Denby Plates it up at Morley

Clay taken from a site within Bondholder Morley Hayes’ Derbyshire Farms has made it back home, after being used by fellow Bondholder Denby Pottery to craft a selection of tableware which is now in use in Morley Hayes’ two AA rosette Dovecote restaurant. 

Some of the clay used to produce Morley Hayes’ new ‘Halo’ crockery originated from an open cast mine on Holly Mount Farm, Smalley, which is located close to the Morley Hayes complex and owned by Andrew and Robert Allsop.

Denby Pottery purchased 50,000 tonnes of clay from the open cast mine, which was the last mine of its kind in the UK. Some of this clay has gone into creating Morley Hayes’ new plates, bowls and mugs from Denby’s popular ‘Halo’ collection, which are now being used in the award-winning Dovecote restaurant.

The stoneware clay, named after its stone-like appearance and hardness after firing, will also be mixed with quartz, feldspar and recycled clay and used in Denby products for at least another two decades.

Denby is in fact the only pottery that acquired any of the Holly Mount Farm clay, with none of the remaining clay being sold to any other potteries.

Commenting on the creation of Pottery from the Smalley clay Dean Barlow, head of manufacturing at Denby Pottery, said: "We’ve previously supplied Morley Hayes with crockery that has been used across the complex, but this collaboration has been particularly satisfying as we’ve taken materials from Morley Hayes’ own land and transformed it into beautiful pieces of tableware that will be used daily in the restaurant.

“Denby have generations of experience of using clay locally sourced in Derbyshire and the stoneware clay that was uncovered in the Smalley mine was a perfect fit and met all the specifications required to make Denby pottery.

“We’ve visited the Dovecote Restaurant at Morley Hayes several times since it started using our ‘Halo’ crockery, and it is holding up fantastically.

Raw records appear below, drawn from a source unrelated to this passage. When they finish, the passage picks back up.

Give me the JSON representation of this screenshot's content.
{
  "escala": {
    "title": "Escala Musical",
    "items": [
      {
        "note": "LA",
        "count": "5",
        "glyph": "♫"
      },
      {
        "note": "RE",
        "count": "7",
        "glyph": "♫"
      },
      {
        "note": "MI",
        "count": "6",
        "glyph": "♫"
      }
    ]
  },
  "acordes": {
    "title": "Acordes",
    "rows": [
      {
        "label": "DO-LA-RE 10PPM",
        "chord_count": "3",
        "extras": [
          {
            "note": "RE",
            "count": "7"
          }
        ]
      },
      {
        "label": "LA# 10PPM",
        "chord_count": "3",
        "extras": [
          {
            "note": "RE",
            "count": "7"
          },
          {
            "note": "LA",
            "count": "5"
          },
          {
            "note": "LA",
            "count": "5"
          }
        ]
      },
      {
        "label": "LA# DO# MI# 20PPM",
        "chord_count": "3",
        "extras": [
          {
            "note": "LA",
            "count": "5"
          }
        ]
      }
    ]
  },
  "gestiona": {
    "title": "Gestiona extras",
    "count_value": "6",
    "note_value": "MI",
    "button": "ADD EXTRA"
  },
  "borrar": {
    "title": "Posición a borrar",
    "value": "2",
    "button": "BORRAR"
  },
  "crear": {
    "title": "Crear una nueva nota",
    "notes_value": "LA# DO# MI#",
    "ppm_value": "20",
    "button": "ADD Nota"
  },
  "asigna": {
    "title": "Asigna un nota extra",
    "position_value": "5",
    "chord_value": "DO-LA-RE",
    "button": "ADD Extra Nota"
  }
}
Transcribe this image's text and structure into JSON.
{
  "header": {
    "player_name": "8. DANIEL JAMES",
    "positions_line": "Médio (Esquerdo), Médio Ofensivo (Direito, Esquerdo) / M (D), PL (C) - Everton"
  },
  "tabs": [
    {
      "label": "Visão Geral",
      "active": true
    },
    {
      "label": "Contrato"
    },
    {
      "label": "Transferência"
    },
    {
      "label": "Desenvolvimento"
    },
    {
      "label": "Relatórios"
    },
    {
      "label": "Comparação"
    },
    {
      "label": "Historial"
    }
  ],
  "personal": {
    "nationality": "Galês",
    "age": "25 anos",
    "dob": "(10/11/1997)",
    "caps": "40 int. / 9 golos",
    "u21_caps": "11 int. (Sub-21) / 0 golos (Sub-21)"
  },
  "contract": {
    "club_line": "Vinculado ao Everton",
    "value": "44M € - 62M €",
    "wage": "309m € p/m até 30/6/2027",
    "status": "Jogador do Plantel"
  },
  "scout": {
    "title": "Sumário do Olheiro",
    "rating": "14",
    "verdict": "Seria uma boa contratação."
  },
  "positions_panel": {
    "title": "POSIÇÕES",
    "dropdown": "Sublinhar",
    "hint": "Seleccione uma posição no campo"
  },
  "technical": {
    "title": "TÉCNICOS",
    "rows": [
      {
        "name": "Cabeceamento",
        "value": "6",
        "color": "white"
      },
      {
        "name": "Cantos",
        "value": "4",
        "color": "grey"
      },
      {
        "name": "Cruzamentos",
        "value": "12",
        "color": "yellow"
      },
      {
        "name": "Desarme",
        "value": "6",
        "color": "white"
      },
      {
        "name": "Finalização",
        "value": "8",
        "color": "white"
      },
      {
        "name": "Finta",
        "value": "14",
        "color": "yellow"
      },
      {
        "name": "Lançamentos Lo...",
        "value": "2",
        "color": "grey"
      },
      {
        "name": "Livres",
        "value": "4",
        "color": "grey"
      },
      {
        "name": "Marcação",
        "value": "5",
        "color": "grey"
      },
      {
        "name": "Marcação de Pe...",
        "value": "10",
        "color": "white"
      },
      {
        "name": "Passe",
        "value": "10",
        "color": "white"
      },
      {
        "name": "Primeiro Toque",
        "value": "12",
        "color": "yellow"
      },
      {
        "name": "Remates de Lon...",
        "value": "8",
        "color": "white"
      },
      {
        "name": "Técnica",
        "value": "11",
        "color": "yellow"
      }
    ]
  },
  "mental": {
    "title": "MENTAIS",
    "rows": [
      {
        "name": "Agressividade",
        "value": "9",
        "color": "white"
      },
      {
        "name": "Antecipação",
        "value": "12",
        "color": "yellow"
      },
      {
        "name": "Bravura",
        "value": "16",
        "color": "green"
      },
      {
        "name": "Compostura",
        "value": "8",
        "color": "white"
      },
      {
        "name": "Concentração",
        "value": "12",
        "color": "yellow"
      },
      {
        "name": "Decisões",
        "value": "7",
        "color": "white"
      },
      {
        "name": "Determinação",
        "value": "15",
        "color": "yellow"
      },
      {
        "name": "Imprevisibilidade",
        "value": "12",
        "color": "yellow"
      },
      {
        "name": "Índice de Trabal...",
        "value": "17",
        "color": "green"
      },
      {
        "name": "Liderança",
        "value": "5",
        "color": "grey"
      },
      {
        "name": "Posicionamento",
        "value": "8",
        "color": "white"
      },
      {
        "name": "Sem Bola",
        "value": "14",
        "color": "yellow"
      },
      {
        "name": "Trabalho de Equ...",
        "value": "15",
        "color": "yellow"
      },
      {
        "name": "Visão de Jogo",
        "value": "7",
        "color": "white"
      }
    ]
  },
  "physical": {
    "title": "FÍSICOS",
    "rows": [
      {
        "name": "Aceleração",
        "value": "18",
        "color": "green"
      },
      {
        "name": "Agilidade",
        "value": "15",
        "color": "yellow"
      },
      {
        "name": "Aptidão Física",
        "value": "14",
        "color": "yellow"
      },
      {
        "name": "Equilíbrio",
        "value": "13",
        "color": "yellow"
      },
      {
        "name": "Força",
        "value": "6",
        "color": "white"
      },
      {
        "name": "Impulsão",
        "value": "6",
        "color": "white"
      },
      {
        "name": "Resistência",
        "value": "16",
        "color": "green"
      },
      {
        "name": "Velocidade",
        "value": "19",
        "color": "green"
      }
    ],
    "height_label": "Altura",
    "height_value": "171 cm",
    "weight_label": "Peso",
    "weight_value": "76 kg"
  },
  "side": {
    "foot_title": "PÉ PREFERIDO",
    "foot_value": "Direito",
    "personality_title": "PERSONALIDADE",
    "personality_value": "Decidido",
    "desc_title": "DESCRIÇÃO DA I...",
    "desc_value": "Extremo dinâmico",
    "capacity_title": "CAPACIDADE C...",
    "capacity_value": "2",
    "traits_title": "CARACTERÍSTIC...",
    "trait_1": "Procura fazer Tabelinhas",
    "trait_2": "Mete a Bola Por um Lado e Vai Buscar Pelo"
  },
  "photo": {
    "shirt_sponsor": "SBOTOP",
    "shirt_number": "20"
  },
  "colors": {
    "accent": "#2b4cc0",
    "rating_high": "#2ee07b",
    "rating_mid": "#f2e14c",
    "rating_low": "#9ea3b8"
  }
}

The unique design of the items is incredibly striking, and the pieces look fantastic within the Dovecote’s setting.”

Andrew Allsop, managing director of Morley Hayes, added: “We’ve developed a close relationship with Denby Pottery over the years as we are both committed to supporting our local community.

“When we heard that Denby Pottery were acquiring some of the clay taken from the mine on our Farm, we spoke to the development team about producing some bespoke crockery for us. It’s quite fitting that materials that have been taken from our land, are back with us, being utilised throughout the Morley Hayes complex.

“We’ve received many compliments from customers commenting on our new crockery, and I really enjoy telling people that the pieces were made from clay taken from our own land!”